◆ Task brief
Once more, print the records exactly as given.

────────

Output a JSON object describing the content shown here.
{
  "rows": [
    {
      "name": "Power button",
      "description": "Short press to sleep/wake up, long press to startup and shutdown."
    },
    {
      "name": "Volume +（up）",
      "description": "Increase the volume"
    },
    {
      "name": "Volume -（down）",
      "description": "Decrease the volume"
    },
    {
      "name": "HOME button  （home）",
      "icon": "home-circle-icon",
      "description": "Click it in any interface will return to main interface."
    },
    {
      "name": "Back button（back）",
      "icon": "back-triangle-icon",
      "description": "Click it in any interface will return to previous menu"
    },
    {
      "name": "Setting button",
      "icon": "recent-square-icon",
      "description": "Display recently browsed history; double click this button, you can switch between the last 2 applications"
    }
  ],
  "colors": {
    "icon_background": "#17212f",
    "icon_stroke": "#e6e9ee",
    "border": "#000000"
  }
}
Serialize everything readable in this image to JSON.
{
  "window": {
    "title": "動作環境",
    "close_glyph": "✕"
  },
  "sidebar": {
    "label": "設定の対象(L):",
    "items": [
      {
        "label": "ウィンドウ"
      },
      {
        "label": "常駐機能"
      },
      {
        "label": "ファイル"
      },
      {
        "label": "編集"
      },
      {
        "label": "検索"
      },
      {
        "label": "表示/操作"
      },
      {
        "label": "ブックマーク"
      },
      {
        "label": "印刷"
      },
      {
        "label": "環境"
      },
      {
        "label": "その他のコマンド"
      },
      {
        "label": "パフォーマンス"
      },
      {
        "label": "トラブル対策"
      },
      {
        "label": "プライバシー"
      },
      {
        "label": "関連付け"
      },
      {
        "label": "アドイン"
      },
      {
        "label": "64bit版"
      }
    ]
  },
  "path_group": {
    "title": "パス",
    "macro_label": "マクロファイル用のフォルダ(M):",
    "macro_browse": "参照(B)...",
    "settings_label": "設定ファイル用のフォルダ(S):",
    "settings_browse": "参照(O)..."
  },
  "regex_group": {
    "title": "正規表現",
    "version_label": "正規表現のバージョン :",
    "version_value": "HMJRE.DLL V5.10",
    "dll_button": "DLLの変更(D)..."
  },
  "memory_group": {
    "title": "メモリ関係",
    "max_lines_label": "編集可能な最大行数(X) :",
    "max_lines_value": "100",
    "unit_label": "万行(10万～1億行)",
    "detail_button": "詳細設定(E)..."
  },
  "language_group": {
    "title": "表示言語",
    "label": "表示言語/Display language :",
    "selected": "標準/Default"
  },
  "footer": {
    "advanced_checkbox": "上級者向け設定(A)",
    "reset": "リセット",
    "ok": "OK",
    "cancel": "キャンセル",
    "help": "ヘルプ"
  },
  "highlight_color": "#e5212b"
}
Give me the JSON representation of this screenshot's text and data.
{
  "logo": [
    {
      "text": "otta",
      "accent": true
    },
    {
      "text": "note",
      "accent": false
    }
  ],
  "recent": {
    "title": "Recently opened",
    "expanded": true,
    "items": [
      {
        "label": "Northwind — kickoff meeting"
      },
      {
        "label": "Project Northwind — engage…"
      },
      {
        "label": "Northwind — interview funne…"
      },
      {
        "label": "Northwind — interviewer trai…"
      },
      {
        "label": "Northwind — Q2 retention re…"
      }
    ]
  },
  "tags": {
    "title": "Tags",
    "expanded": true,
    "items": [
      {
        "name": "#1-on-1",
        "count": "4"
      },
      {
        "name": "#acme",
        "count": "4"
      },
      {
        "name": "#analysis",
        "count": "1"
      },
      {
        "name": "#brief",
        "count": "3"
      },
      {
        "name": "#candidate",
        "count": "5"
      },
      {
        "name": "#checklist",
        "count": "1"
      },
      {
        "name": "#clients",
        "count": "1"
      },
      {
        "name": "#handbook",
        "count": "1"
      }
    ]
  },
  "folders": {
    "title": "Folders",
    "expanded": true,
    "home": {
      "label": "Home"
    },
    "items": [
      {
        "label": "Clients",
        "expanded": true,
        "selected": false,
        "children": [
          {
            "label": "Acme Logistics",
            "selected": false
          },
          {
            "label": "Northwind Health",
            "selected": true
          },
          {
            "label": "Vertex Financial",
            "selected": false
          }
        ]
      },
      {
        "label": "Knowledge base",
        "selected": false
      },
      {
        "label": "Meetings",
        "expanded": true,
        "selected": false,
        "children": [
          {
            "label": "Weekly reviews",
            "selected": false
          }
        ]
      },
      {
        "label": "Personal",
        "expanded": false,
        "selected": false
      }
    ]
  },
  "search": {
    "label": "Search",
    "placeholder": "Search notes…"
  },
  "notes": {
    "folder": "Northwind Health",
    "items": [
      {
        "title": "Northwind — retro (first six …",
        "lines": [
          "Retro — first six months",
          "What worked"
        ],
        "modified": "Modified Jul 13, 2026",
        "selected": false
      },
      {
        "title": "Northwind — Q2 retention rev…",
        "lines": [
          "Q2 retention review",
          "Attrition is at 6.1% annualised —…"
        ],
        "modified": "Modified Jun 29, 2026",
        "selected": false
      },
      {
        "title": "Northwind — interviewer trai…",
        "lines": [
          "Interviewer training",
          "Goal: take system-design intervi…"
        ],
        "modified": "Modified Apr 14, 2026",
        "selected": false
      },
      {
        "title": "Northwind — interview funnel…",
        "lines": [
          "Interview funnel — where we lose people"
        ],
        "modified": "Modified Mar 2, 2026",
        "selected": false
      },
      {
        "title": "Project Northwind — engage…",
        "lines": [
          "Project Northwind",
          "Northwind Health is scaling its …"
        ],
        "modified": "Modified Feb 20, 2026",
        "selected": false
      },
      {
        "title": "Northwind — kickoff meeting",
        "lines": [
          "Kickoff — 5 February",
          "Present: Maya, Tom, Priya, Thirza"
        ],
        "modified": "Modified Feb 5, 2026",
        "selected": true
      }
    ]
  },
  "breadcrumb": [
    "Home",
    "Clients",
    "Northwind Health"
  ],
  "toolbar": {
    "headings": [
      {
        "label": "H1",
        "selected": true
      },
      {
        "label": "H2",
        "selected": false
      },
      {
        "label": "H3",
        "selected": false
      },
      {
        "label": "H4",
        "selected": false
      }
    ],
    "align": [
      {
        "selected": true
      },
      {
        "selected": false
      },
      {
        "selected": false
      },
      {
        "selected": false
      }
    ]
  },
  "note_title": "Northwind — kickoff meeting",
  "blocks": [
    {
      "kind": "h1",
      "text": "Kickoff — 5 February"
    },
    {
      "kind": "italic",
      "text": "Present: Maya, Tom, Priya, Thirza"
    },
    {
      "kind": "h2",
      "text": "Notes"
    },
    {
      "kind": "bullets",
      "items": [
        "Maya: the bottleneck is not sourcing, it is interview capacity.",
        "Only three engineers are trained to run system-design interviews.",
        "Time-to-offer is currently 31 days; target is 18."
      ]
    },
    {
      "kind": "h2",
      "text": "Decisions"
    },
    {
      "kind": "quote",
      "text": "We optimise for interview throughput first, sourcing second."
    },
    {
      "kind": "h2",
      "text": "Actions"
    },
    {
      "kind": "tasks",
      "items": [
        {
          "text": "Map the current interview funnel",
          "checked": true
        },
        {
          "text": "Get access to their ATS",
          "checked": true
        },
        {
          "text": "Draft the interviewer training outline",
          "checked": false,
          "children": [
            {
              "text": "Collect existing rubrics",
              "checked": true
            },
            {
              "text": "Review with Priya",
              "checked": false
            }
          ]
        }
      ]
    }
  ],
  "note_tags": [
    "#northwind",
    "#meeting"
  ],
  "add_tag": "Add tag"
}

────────

◆ Problem solution
Output a JSON object describing the content shown here.
{
  "rows": [
    {
      "name": "Power button",
      "description": "Short press to sleep/wake up, long press to startup and shutdown."
    },
    {
      "name": "Volume +（up）",
      "description": "Increase the volume"
    },
    {
      "name": "Volume -（down）",
      "description": "Decrease the volume"
    },
    {
      "name": "HOME button  （home）",
      "icon": "home-circle-icon",
      "description": "Click it in any interface will return to main interface."
    },
    {
      "name": "Back button（back）",
      "icon": "back-triangle-icon",
      "description": "Click it in any interface will return to previous menu"
    },
    {
      "name": "Setting button",
      "icon": "recent-square-icon",
      "description": "Display recently browsed history; double click this button, you can switch between the last 2 applications"
    }
  ],
  "colors": {
    "icon_background": "#17212f",
    "icon_stroke": "#e6e9ee",
    "border": "#000000"
  }
}
Serialize everything readable in this image to JSON.
{
  "window": {
    "title": "動作環境",
    "close_glyph": "✕"
  },
  "sidebar": {
    "label": "設定の対象(L):",
    "items": [
      {
        "label": "ウィンドウ"
      },
      {
        "label": "常駐機能"
      },
      {
        "label": "ファイル"
      },
      {
        "label": "編集"
      },
      {
        "label": "検索"
      },
      {
        "label": "表示/操作"
      },
      {
        "label": "ブックマーク"
      },
      {
        "label": "印刷"
      },
      {
        "label": "環境"
      },
      {
        "label": "その他のコマンド"
      },
      {
        "label": "パフォーマンス"
      },
      {
        "label": "トラブル対策"
      },
      {
        "label": "プライバシー"
      },
      {
        "label": "関連付け"
      },
      {
        "label": "アドイン"
      },
      {
        "label": "64bit版"
      }
    ]
  },
  "path_group": {
    "title": "パス",
    "macro_label": "マクロファイル用のフォルダ(M):",
    "macro_browse": "参照(B)...",
    "settings_label": "設定ファイル用のフォルダ(S):",
    "settings_browse": "参照(O)..."
  },
  "regex_group": {
    "title": "正規表現",
    "version_label": "正規表現のバージョン :",
    "version_value": "HMJRE.DLL V5.10",
    "dll_button": "DLLの変更(D)..."
  },
  "memory_group": {
    "title": "メモリ関係",
    "max_lines_label": "編集可能な最大行数(X) :",
    "max_lines_value": "100",
    "unit_label": "万行(10万～1億行)",
    "detail_button": "詳細設定(E)..."
  },
  "language_group": {
    "title": "表示言語",
    "label": "表示言語/Display language :",
    "selected": "標準/Default"
  },
  "footer": {
    "advanced_checkbox": "上級者向け設定(A)",
    "reset": "リセット",
    "ok": "OK",
    "cancel": "キャンセル",
    "help": "ヘルプ"
  },
  "highlight_color": "#e5212b"
}
Give me the JSON representation of this screenshot's text and data.
{
  "logo": [
    {
      "text": "otta",
      "accent": true
    },
    {
      "text": "note",
      "accent": false
    }
  ],
  "recent": {
    "title": "Recently opened",
    "expanded": true,
    "items": [
      {
        "label": "Northwind — kickoff meeting"
      },
      {
        "label": "Project Northwind — engage…"
      },
      {
        "label": "Northwind — interview funne…"
      },
      {
        "label": "Northwind — interviewer trai…"
      },
      {
        "label": "Northwind — Q2 retention re…"
      }
    ]
  },
  "tags": {
    "title": "Tags",
    "expanded": true,
    "items": [
      {
        "name": "#1-on-1",
        "count": "4"
      },
      {
        "name": "#acme",
        "count": "4"
      },
      {
        "name": "#analysis",
        "count": "1"
      },
      {
        "name": "#brief",
        "count": "3"
      },
      {
        "name": "#candidate",
        "count": "5"
      },
      {
        "name": "#checklist",
        "count": "1"
      },
      {
        "name": "#clients",
        "count": "1"
      },
      {
        "name": "#handbook",
        "count": "1"
      }
    ]
  },
  "folders": {
    "title": "Folders",
    "expanded": true,
    "home": {
      "label": "Home"
    },
    "items": [
      {
        "label": "Clients",
        "expanded": true,
        "selected": false,
        "children": [
          {
            "label": "Acme Logistics",
            "selected": false
          },
          {
            "label": "Northwind Health",
            "selected": true
          },
          {
            "label": "Vertex Financial",
            "selected": false
          }
        ]
      },
      {
        "label": "Knowledge base",
        "selected": false
      },
      {
        "label": "Meetings",
        "expanded": true,
        "selected": false,
        "children": [
          {
            "label": "Weekly reviews",
            "selected": false
          }
        ]
      },
      {
        "label": "Personal",
        "expanded": false,
        "selected": false
      }
    ]
  },
  "search": {
    "label": "Search",
    "placeholder": "Search notes…"
  },
  "notes": {
    "folder": "Northwind Health",
    "items": [
      {
        "title": "Northwind — retro (first six …",
        "lines": [
          "Retro — first six months",
          "What worked"
        ],
        "modified": "Modified Jul 13, 2026",
        "selected": false
      },
      {
        "title": "Northwind — Q2 retention rev…",
        "lines": [
          "Q2 retention review",
          "Attrition is at 6.1% annualised —…"
        ],
        "modified": "Modified Jun 29, 2026",
        "selected": false
      },
      {
        "title": "Northwind — interviewer trai…",
        "lines": [
          "Interviewer training",
          "Goal: take system-design intervi…"
        ],
        "modified": "Modified Apr 14, 2026",
        "selected": false
      },
      {
        "title": "Northwind — interview funnel…",
        "lines": [
          "Interview funnel — where we lose people"
        ],
        "modified": "Modified Mar 2, 2026",
        "selected": false
      },
      {
        "title": "Project Northwind — engage…",
        "lines": [
          "Project Northwind",
          "Northwind Health is scaling its …"
        ],
        "modified": "Modified Feb 20, 2026",
        "selected": false
      },
      {
        "title": "Northwind — kickoff meeting",
        "lines": [
          "Kickoff — 5 February",
          "Present: Maya, Tom, Priya, Thirza"
        ],
        "modified": "Modified Feb 5, 2026",
        "selected": true
      }
    ]
  },
  "breadcrumb": [
    "Home",
    "Clients",
    "Northwind Health"
  ],
  "toolbar": {
    "headings": [
      {
        "label": "H1",
        "selected": true
      },
      {
        "label": "H2",
        "selected": false
      },
      {
        "label": "H3",
        "selected": false
      },
      {
        "label": "H4",
        "selected": false
      }
    ],
    "align": [
      {
        "selected": true
      },
      {
        "selected": false
      },
      {
        "selected": false
      },
      {
        "selected": false
      }
    ]
  },
  "note_title": "Northwind — kickoff meeting",
  "blocks": [
    {
      "kind": "h1",
      "text": "Kickoff — 5 February"
    },
    {
      "kind": "italic",
      "text": "Present: Maya, Tom, Priya, Thirza"
    },
    {
      "kind": "h2",
      "text": "Notes"
    },
    {
      "kind": "bullets",
      "items": [
        "Maya: the bottleneck is not sourcing, it is interview capacity.",
        "Only three engineers are trained to run system-design interviews.",
        "Time-to-offer is currently 31 days; target is 18."
      ]
    },
    {
      "kind": "h2",
      "text": "Decisions"
    },
    {
      "kind": "quote",
      "text": "We optimise for interview throughput first, sourcing second."
    },
    {
      "kind": "h2",
      "text": "Actions"
    },
    {
      "kind": "tasks",
      "items": [
        {
          "text": "Map the current interview funnel",
          "checked": true
        },
        {
          "text": "Get access to their ATS",
          "checked": true
        },
        {
          "text": "Draft the interviewer training outline",
          "checked": false,
          "children": [
            {
              "text": "Collect existing rubrics",
              "checked": true
            },
            {
              "text": "Review with Priya",
              "checked": false
            }
          ]
        }
      ]
    }
  ],
  "note_tags": [
    "#northwind",
    "#meeting"
  ],
  "add_tag": "Add tag"
}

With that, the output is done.